*YOUR TASK:*
Go over these records and count the lines with the string "icon" in them; the count is all that should be returned.

*DATA IN THIS EXERCISE:*
⟨

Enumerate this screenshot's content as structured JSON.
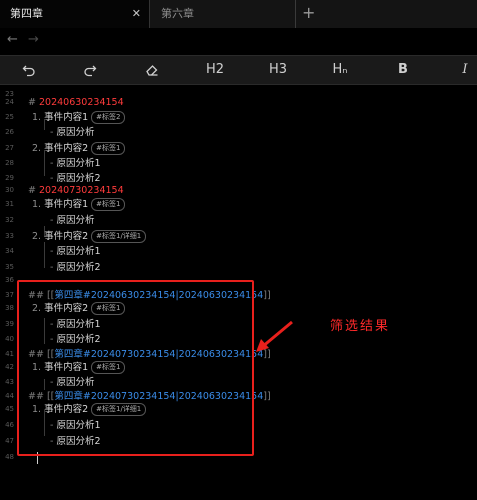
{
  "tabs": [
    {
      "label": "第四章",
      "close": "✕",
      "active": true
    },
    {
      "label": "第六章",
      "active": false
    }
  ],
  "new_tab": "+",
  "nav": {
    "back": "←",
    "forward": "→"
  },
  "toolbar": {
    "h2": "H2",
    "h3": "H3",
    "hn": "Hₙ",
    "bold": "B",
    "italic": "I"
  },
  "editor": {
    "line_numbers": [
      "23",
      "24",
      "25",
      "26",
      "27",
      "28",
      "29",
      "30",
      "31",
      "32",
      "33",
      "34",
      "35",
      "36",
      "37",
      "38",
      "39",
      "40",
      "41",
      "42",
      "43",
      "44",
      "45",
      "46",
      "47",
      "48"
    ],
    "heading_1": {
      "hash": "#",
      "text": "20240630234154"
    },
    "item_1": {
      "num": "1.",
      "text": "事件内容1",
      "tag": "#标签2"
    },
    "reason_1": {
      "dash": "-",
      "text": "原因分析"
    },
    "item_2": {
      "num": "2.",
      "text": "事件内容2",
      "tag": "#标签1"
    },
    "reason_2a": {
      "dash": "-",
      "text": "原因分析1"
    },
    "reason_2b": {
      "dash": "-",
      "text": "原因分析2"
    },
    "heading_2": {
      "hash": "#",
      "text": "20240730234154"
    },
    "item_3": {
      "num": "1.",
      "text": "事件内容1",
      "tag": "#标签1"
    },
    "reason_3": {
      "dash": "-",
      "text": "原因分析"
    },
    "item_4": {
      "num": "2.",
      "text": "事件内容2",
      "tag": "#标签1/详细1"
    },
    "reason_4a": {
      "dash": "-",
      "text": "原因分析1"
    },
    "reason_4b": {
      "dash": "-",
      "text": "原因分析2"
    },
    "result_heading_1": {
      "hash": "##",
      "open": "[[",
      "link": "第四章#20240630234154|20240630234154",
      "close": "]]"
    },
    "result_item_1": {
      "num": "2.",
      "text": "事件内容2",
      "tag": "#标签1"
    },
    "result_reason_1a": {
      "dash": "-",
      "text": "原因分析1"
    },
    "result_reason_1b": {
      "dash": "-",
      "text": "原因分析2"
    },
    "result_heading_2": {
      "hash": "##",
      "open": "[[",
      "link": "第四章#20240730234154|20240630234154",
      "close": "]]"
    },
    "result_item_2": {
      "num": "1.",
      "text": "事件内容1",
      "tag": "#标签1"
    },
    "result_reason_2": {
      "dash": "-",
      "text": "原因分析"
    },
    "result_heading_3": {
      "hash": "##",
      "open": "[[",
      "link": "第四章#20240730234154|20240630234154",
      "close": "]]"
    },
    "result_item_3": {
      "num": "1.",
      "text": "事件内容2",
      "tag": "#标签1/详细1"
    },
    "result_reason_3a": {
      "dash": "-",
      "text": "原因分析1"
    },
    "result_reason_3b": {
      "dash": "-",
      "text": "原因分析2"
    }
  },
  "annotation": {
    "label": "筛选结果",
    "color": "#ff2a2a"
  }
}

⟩
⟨

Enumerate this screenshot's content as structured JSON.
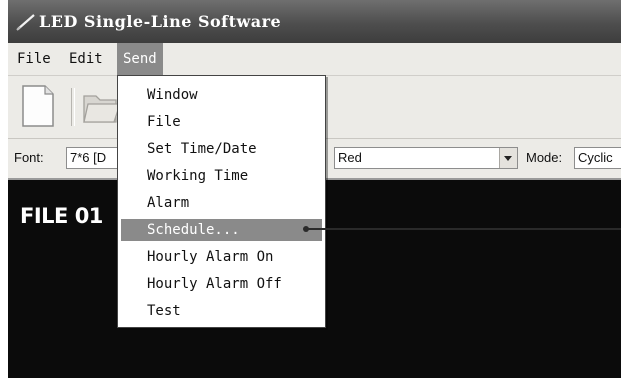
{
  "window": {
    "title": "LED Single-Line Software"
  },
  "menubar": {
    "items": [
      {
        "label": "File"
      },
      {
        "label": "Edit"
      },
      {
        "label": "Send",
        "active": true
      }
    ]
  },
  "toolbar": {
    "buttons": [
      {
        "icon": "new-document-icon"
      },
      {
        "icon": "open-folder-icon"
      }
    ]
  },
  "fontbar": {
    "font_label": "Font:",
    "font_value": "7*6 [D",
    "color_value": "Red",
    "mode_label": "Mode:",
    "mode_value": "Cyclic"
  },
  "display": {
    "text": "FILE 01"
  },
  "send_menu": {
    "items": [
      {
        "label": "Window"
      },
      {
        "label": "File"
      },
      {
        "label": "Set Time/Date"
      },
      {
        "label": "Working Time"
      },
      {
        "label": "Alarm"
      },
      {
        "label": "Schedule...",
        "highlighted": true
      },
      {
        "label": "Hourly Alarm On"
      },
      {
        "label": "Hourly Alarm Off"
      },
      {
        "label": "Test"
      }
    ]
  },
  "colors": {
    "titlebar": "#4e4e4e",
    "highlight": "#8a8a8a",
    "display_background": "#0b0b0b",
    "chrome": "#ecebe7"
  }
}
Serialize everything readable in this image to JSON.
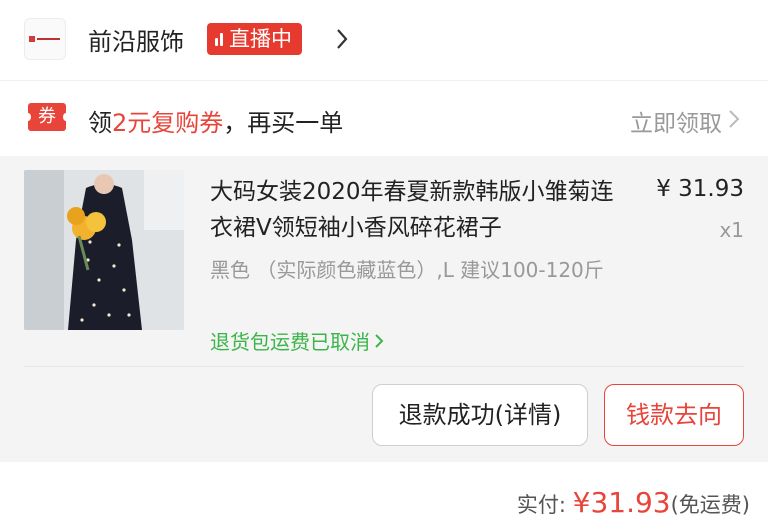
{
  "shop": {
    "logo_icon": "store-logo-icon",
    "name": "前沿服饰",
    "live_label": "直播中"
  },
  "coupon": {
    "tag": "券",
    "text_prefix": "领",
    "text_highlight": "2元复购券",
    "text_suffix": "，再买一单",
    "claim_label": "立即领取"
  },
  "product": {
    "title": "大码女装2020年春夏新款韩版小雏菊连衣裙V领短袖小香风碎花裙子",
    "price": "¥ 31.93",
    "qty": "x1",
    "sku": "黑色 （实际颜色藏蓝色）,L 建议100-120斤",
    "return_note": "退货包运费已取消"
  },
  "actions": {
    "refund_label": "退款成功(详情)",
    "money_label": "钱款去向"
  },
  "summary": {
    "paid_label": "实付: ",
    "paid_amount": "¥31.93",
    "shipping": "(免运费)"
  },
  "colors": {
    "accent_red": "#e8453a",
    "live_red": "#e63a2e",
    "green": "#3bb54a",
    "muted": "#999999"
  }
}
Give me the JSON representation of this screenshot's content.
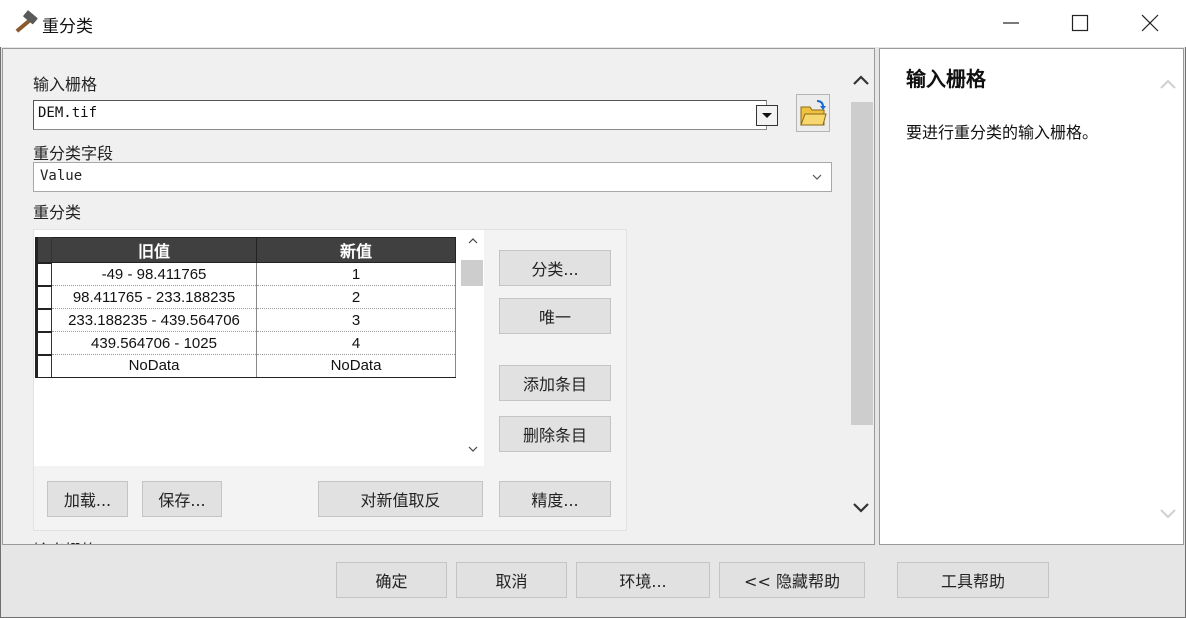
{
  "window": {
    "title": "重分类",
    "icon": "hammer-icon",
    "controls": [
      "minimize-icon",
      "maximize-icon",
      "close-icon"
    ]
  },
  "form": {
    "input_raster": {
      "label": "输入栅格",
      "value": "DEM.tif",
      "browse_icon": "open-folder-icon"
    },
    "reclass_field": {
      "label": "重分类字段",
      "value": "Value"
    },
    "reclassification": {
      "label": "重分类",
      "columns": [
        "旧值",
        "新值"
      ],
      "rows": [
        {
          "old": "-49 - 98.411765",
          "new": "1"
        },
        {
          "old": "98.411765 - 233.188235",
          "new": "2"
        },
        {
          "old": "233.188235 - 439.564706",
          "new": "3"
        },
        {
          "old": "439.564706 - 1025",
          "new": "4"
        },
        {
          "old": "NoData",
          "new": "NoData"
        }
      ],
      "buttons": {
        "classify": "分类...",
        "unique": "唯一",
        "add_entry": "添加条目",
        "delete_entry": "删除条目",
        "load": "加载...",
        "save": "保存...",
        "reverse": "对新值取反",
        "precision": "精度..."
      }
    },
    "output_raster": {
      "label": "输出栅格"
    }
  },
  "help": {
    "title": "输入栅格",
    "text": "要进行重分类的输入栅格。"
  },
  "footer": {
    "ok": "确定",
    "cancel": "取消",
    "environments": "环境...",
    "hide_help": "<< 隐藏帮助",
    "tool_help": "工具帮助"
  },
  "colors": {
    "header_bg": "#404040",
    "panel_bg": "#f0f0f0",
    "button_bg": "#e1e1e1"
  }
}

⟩

*RESPONSE BELOW:*
8